No generous person ever went to hell.
Note: Generosity is a saving virtue. The subject of this week’s proverb, “fial,” is more often translated as an adjective than a noun. As an adjective, it literally means seemly, proper, or noble, but its more usual meaning is generous or hospitable. As a substantive noun, it takes the meaning given here, a generous person.
Consider however, the equivocal nature of this adjective. It could mean generous or it could mean proper. Implicit in the equivocality this Irish word is an Irish cultural value; it is proper and noble to be generous and hospitable.
Dineen also translates “fial” as “liberal,” both as an adjective and as a noun. The word liberal used to be an English synonym for generous or one who is generous, one who understands what the French have called noblesse oblige.

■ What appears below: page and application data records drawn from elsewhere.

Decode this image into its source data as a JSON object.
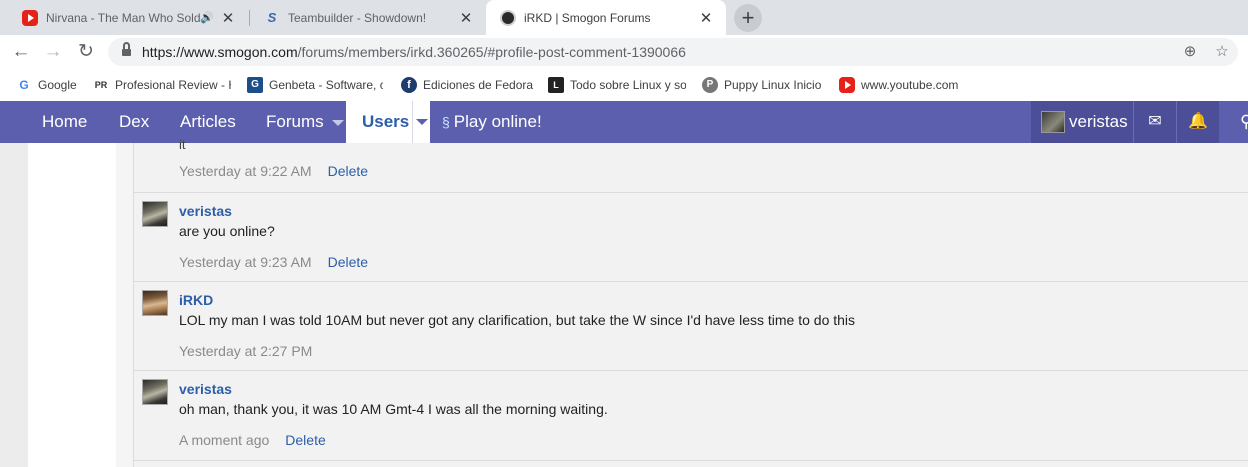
{
  "browser": {
    "tabs": [
      {
        "title": "Nirvana - The Man Who Sold",
        "icon": "youtube-icon",
        "audio": true
      },
      {
        "title": "Teambuilder - Showdown!",
        "icon": "showdown-icon"
      },
      {
        "title": "iRKD | Smogon Forums",
        "icon": "smogon-icon",
        "active": true
      }
    ],
    "new_tab_label": "+",
    "address": {
      "host": "https://www.smogon.com",
      "path": "/forums/members/irkd.360265/#profile-post-comment-1390066"
    },
    "bookmarks": [
      {
        "label": "Google",
        "icon": "google-icon",
        "glyph": "G"
      },
      {
        "label": "Profesional Review - Ha",
        "icon": "profesional-review-icon",
        "glyph": "PR"
      },
      {
        "label": "Genbeta - Software, c",
        "icon": "genbeta-icon",
        "glyph": "G"
      },
      {
        "label": "Ediciones de Fedora",
        "icon": "fedora-icon",
        "glyph": "f"
      },
      {
        "label": "Todo sobre Linux y so",
        "icon": "linux-icon",
        "glyph": "L"
      },
      {
        "label": "Puppy Linux Inicio",
        "icon": "puppy-icon",
        "glyph": "P"
      },
      {
        "label": "www.youtube.com",
        "icon": "youtube-icon",
        "glyph": ""
      }
    ]
  },
  "site_nav": {
    "items": [
      {
        "label": "Home"
      },
      {
        "label": "Dex"
      },
      {
        "label": "Articles"
      },
      {
        "label": "Forums"
      },
      {
        "label": "Users"
      },
      {
        "label": "Play online!"
      }
    ],
    "account_name": "veristas",
    "accent_color": "#5c5fad"
  },
  "partial_text": "it",
  "comments": [
    {
      "author": "",
      "text": "",
      "time": "Yesterday at 9:22 AM",
      "action": "Delete"
    },
    {
      "author": "veristas",
      "text": "are you online?",
      "time": "Yesterday at 9:23 AM",
      "action": "Delete"
    },
    {
      "author": "iRKD",
      "text": "LOL my man I was told 10AM but never got any clarification, but take the W since I'd have less time to do this",
      "time": "Yesterday at 2:27 PM",
      "action": ""
    },
    {
      "author": "veristas",
      "text": "oh man, thank you, it was 10 AM Gmt-4 I was all the morning waiting.",
      "time": "A moment ago",
      "action": "Delete"
    }
  ]
}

In spite of the fact that no liberal ever went to hell, however, a liberal has become a political bete noire. Is mora trua é sin.